Text: Jan Bobek
Illustration: Piotr Forkasiewicz
The black day of the Jagdgeschwader “Udet”
Among the German fighter units that moved
from the Eastern Front to Western Europe at
the end of summer 1943 was II./JG 3 “Udet”
under the command of Maj. Kurt Brändle.
From the eastern battlefield, its Stab and
three Staffeln returned with more than 2,100
kills to their credit. It suffered its heaviest
losses during the Battle of Kursk and in the
following weeks of July, losing 24 Messerschmitts Bf 109 in combat and 14 pilots killed,
wounded or missing.
After moving west in late August 1943, JG 3
was supplemented with a large group of novices, but its core was still a strong group
of experienced veterans. The transition to
combat with American bombers and their
fighter escorts was no easy task. Brändle’s
unit scored more than thirty kills during
September and October, but lost 22 pilots
with 17 Bf 109s shot down, while another 20
were written off due to crashes. However,
the worst was yet to come.
On November 3, 1943, American heavy bombers made a raid on Wilhelmshafen, accompanied by one Fighter Group with P-38s and
seven others armed with P-47s. Germans
were only able to send 139 fighters due to
bad weather. Brändle’s II./JG 3 took off from
Schiphol and in a 30-minute battle with P-47s
of 4th Fighter Group under the command of
Lt. Col. Blakeslee claimed four victories. Two
P-47s were lost and Brändle scored his 171st
and 172nd victories in the process.
However, the situation was reversed in
the afternoon when Schiphol airfield was
attacked by 64 B-26 Marauders. The first
box of Marauders flew under the protection
of Coltishall Wing and the second box was
protected by Spitfires of the Canadian Digby
Wing, commanded by W/Cdr Lloyd W. Chadburn. Brändle’s unit was ordered to make an
emergency take-off at 15.40, but alarm came
late as bombs began to fall on the airfield as
the last of the 109s were taking-off. Brändle
didn’t have time to organize his unit against
the attacking formation. The fighter escort
faced about fifteen 109s, which were scattered in flights of two to four fighters. Spitfires
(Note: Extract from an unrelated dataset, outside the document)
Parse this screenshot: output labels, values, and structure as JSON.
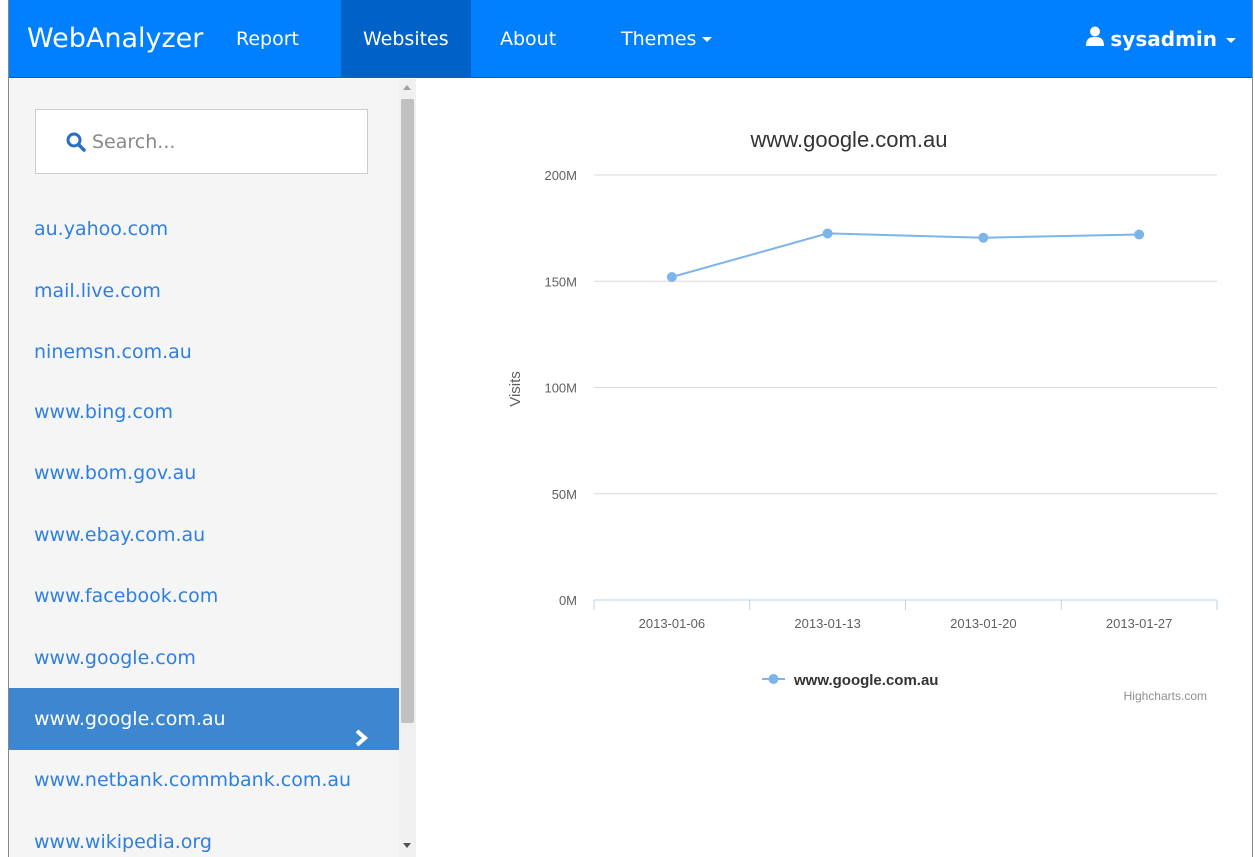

attacked them immediately.
The first kill was recorded by F/O A. Bradshaw of No. 129 Sq at 15:56 over Zandvoort,
on the coast. Canadian No. 416 Sqn. fought
the 109s in a wild dogfight at 1,000 feet over
the same town. At 16.00 one fighter was shot
down by F/Lt D. E. Noonan over the town´s
centre. His victim was apparently Fw. Walter Stienhans of 6./JG 3, whose machine
crashed into the town and the pilot was
On the outskirts of Zandvoort one Bf 109 each
were claimed by F/Lt R. D. Booth, F/O W. H.
Jacobs and F/Lt A. H. Sager. Noonan and
Sager together shot down one more. There
was probably some overclaiming, because
only Gefr. Hans Hahn, also of 6./JG 3, crashed
on the outskirts of the town and perished.
A member of this Staffel, Fw. Walter Stienhans, shot down Jacobs, who was last seen
with black smoke coming from his Spitfire and did not survive. Over Schiphol one
Bf 109 was shot down by S/Ldr M.G.L.M
Donnet of No. 64 Sq. This may have been
the machine that crashed at Hoofdorp and
its pilot escaped unhurt. Two other Messerschmitts made emergency landings at Schiphol, one with combat damage, the other due
to pilot error.
Over the sea off Ijmuiden, W/C Chadburn hit
another Bf 109, whose pilot bailed out.
F/Lt John D. Mitchner of No. 402 Sq RCAF
first pursued one fighter whose pilot bailed
out before the Canadian could open fire. He
then sent down another machine, burning,
whose pilot also bailed out. This moment is
captured by Piotr Forkasiewicz in the painting of this boxart story.
Chadburn claimed another Bf 109, whose
pilot also bailed out from burning machine.
The final success was achieved by S/Ldr
G. W. Northcott of No. 402 Sq RCAF, who hit
a Bf 109 which caught fire and disintegrated.
Northcott mistakenly thought his wingman's
machine was on fire. However, his wingman
flew unhurt through the explosion and lost
contact with his leader. This situation was
recreated by Piotr Forkasiewicz on the boxart of the previously released 1/48 scale kit Spitfire Mk. Vb late. The five victories
listed above correspond to the three losses
that occurred over the sea. Major Brändle,
Lt. Horst Brock of 6./JG 3 and Uffz. Horst Kirschner of 4./JG 3 did not survive. The
crushing defeat of II./JG 3 became one of the
most successful actions in the history of the
Royal Canadian Air Force.